It's time health department looked closer at mobile apps to curb costs
ONE of Northern Ireland's growing costs is in healthcare, where cost outpaces inflation in most of the major economies of the world.
An example of this is in Asia, where last year medical costs increased by 11.5 per cent, against an inflation rate of 2.1 per cent. One of Asia’s blue chip economies, Singapore, has reported medical costs of 9.9 per cent against their inflation rate of 0.2 per cent in 2016.
The rise of healthcare costs is due to a multitude of factors, from ageing populations, poor lifestyle habits, higher patient expectations, and more. Regardless of the cause, healthcare costs rising at the current rate in our countries is simply unsustainable in the long run.
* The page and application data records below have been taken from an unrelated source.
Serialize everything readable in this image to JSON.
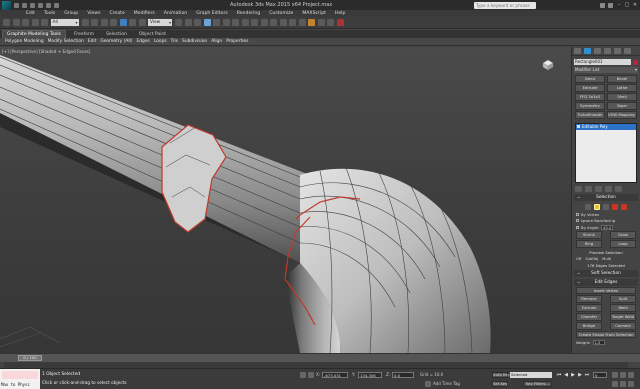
{
  "titlebar": {
    "title": "Autodesk 3ds Max 2015 x64    Project.max",
    "search_placeholder": "Type a keyword or phrase"
  },
  "menu": [
    "Edit",
    "Tools",
    "Group",
    "Views",
    "Create",
    "Modifiers",
    "Animation",
    "Graph Editors",
    "Rendering",
    "Customize",
    "MAXScript",
    "Help"
  ],
  "toolbar": {
    "selection_filter": "All",
    "reference_coord": "View"
  },
  "ribbon": {
    "tabs": [
      "Graphite Modeling Tools",
      "Freeform",
      "Selection",
      "Object Paint"
    ],
    "active_tab": "Graphite Modeling Tools",
    "subtabs": [
      "Polygon Modeling",
      "Modify Selection",
      "Edit",
      "Geometry (All)",
      "Edges",
      "Loops",
      "Tris",
      "Subdivision",
      "Align",
      "Properties"
    ]
  },
  "viewport": {
    "label": "[+] [Perspective] [Shaded + Edged Faces]"
  },
  "command_panel": {
    "object_name": "Rectangle001",
    "modifier_list": "Modifier List",
    "modifier_buttons": [
      "Bend",
      "Bevel",
      "Extrude",
      "Lathe",
      "FFD 3x3x3",
      "Shell",
      "Symmetry",
      "Taper",
      "TurboSmooth",
      "UVW Mapping Cle"
    ],
    "stack_item": "Editable Poly",
    "selection": {
      "title": "Selection",
      "by_vertex": "By Vertex",
      "ignore_backfacing": "Ignore Backfacing",
      "by_angle": "By Angle:",
      "by_angle_value": "45.0",
      "shrink": "Shrink",
      "grow": "Grow",
      "ring": "Ring",
      "loop": "Loop",
      "preview_selection": "Preview Selection",
      "preview_off": "Off",
      "preview_subobj": "SubObj",
      "preview_multi": "Multi",
      "status": "176 Edges Selected"
    },
    "soft_selection": "Soft Selection",
    "edit_edges": {
      "title": "Edit Edges",
      "insert_vertex": "Insert Vertex",
      "remove": "Remove",
      "split": "Split",
      "extrude": "Extrude",
      "weld": "Weld",
      "chamfer": "Chamfer",
      "target_weld": "Target Weld",
      "bridge": "Bridge",
      "connect": "Connect",
      "create_shape": "Create Shape From Selection",
      "weight_label": "Weight:",
      "weight_value": "1.0"
    }
  },
  "timeline": {
    "slider": "0 / 100"
  },
  "status": {
    "maxscript": "Max to Physc",
    "objects_selected": "1 Object Selected",
    "prompt": "Click or click-and-drag to select objects",
    "x_label": "X:",
    "x_value": "-673.031",
    "y_label": "Y:",
    "y_value": "134.306",
    "z_label": "Z:",
    "z_value": "0.0",
    "grid": "Grid = 10.0",
    "add_time_tag": "Add Time Tag",
    "auto_key": "Auto Key",
    "selected": "Selected",
    "set_key": "Set Key",
    "key_filters": "Key Filters...",
    "frame": "0"
  }
}
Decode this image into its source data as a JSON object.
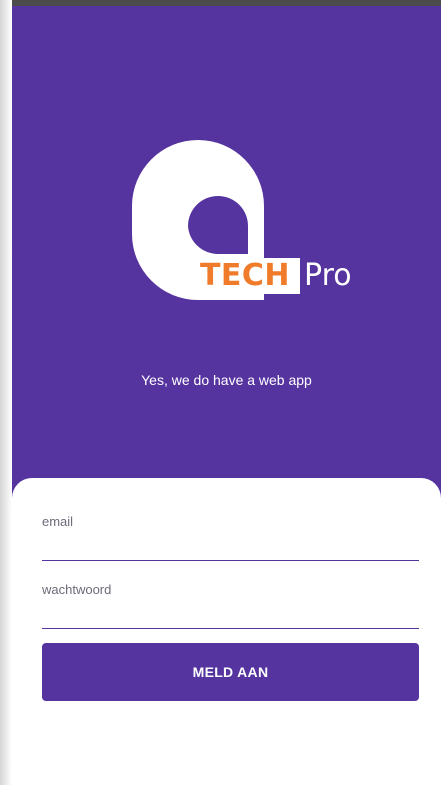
{
  "branding": {
    "logo_part1": "TECH",
    "logo_part2": "Pro",
    "tagline": "Yes, we do have a web app"
  },
  "login": {
    "email_label": "email",
    "password_label": "wachtwoord",
    "email_value": "",
    "password_value": "",
    "submit_label": "MELD AAN"
  },
  "colors": {
    "primary": "#5634a0",
    "accent": "#f07b2a",
    "background": "#ffffff"
  }
}
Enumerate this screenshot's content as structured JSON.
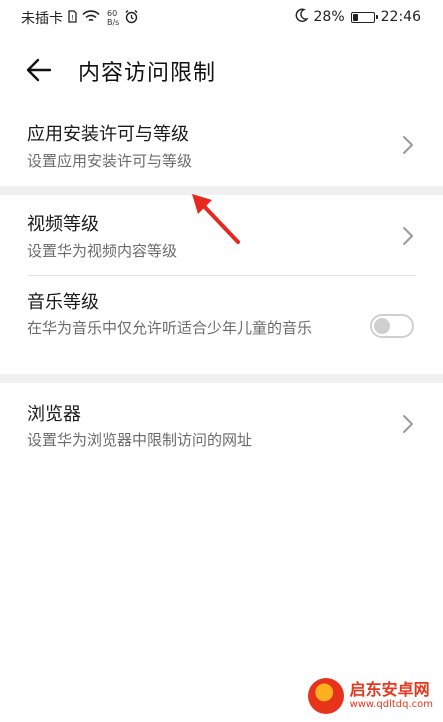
{
  "status_bar": {
    "carrier": "未插卡",
    "speed_value": "60",
    "speed_unit": "B/s",
    "battery": "28%",
    "battery_level": 0.28,
    "time": "22:46"
  },
  "header": {
    "title": "内容访问限制"
  },
  "items": [
    {
      "title": "应用安装许可与等级",
      "subtitle": "设置应用安装许可与等级",
      "control": "chevron"
    },
    {
      "title": "视频等级",
      "subtitle": "设置华为视频内容等级",
      "control": "chevron"
    },
    {
      "title": "音乐等级",
      "subtitle": "在华为音乐中仅允许听适合少年儿童的音乐",
      "control": "toggle",
      "toggle_on": false
    },
    {
      "title": "浏览器",
      "subtitle": "设置华为浏览器中限制访问的网址",
      "control": "chevron"
    }
  ],
  "watermark": {
    "name": "启东安卓网",
    "url": "www.qdltdq.com"
  },
  "colors": {
    "annotation_arrow": "#e8271f",
    "watermark": "#e4371f"
  }
}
The trend today is for governments to encourage patients to take care of their own health. So with this in mind, you’d expect healthier systems in place, fewer diseases, a slower onset of medical conditions or at the very least, a reduced reliance on professional medical attention for chronic conditions.
We all want to look after ourselves much better, and with the right help and advice, to look after our own health. The problem is the pace of life and the working environment of many business people. It’s almost as if, unless we have chronic pain, we really don’t have time to be ill or time to stick to a healthy lifestyle regime, regardless of the abundance of health tools. Research conducted by Accenture, shows that hospitals are reaching only 2 per cent of their patient populations through mobile applications.
Most health conditions require patients to track or manage more than one aspect of their health. If patients, for example, are instructed to use one app to manage their diabetes and another for depression - each with different features and different ways of entering data - you can understand why some patients give up along the way.
Many of the countries' GP practices have moved towards appointment scheduling and prescription refills. Why anyone wants to put their GP’s number on repeat speed dial for 45 minutes, at a certain time of day or incur the wrath of the doctor’s receptionist, confounds me!
Life sciences companies can also add value to our digital health care, not to mention helping to transform chronic disease management, while playing a key role in helping our health minister (with newly-promised funding) develop patient engagement tools to stem escalating healthcare costs.
Companies like Roche Diagnostics in Germany have developed a new package combining a blood glucose monitor, a wearable fitness tracker, and an app developed by IT company SAP that are fully integrated with each other. This kit is issued to new diabetes patients.
Patients and physicians agree on goals, such as what the blood glucose level should be, medications, diet, and more. With the app linked to the required equipment, the patient’s vital signs and blood sugar level can be watched in relation to his or her physical activity level, in real-time. The doctor can monitor the patient remotely, and the patient can communicate with the doctor’s office if needs be.
The close connection fosters a stronger relationship with the patient and their GP. Patients feel supported and empowered. Little errors and slip-ups in lifestyle can be caught quickly because the app will red-flag the issue, and the doctor and patient can work on solutions together.
Patient engagement should be an important subject for all stakeholders in our healthcare system. Keeping the patient informed - whether it is on viable treatment approaches, benefit-risk assessments, potential costs, or ways they can get back on track after little mistakes - are critical aspects of healthcare.
It’s also appropriate for our health administrators to consider how they can facilitate and advance patient engagement goals.
While a connected Northern Ireland-wide sustainable healthcare system may not develop immediately, our health authority can play vital roles to support or establish such an ecosystem that can increase the rate of innovation in healthcare services and improve patient outcomes while reducing costs.
:: Trevor Bingham (email@example.com) is business relationship manager at ItFuel in Craigavon. Follow them on Twitter @itfuel.